**Web page and app entries:**
----
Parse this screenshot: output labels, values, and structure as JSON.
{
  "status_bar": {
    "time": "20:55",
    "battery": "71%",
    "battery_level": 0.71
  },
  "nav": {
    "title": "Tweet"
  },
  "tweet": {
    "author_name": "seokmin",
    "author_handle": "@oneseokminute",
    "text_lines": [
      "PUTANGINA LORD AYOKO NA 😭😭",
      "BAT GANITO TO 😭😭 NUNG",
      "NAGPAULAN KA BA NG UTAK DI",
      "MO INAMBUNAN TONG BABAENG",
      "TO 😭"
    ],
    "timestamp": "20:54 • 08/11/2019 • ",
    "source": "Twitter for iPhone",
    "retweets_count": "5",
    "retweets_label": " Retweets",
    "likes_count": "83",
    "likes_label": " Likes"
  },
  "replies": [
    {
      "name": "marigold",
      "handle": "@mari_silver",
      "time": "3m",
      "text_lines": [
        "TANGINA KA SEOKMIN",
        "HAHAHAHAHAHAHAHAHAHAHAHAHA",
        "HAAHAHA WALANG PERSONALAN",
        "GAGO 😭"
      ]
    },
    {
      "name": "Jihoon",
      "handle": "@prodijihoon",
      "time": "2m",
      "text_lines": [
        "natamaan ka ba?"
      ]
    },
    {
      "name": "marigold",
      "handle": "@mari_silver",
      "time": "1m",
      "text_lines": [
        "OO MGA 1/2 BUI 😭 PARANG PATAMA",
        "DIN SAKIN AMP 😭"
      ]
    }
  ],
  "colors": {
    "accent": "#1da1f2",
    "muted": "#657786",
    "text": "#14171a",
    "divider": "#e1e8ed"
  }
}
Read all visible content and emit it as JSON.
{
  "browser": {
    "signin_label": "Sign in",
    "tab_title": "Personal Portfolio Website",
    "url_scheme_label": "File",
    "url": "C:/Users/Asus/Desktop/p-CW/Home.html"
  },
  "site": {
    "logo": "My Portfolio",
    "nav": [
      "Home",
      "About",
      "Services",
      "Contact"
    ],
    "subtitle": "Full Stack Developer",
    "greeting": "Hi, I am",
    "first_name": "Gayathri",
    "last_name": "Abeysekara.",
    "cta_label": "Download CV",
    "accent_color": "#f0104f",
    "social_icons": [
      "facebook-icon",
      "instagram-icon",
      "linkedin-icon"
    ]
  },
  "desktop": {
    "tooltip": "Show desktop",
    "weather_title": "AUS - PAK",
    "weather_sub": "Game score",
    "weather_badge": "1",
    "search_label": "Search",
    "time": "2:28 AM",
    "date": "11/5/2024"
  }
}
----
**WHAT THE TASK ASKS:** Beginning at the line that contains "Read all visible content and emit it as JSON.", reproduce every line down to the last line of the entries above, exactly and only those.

**RESULT OF THE EXERCISE:**
Read all visible content and emit it as JSON.
{
  "browser": {
    "signin_label": "Sign in",
    "tab_title": "Personal Portfolio Website",
    "url_scheme_label": "File",
    "url": "C:/Users/Asus/Desktop/p-CW/Home.html"
  },
  "site": {
    "logo": "My Portfolio",
    "nav": [
      "Home",
      "About",
      "Services",
      "Contact"
    ],
    "subtitle": "Full Stack Developer",
    "greeting": "Hi, I am",
    "first_name": "Gayathri",
    "last_name": "Abeysekara.",
    "cta_label": "Download CV",
    "accent_color": "#f0104f",
    "social_icons": [
      "facebook-icon",
      "instagram-icon",
      "linkedin-icon"
    ]
  },
  "desktop": {
    "tooltip": "Show desktop",
    "weather_title": "AUS - PAK",
    "weather_sub": "Game score",
    "weather_badge": "1",
    "search_label": "Search",
    "time": "2:28 AM",
    "date": "11/5/2024"
  }
}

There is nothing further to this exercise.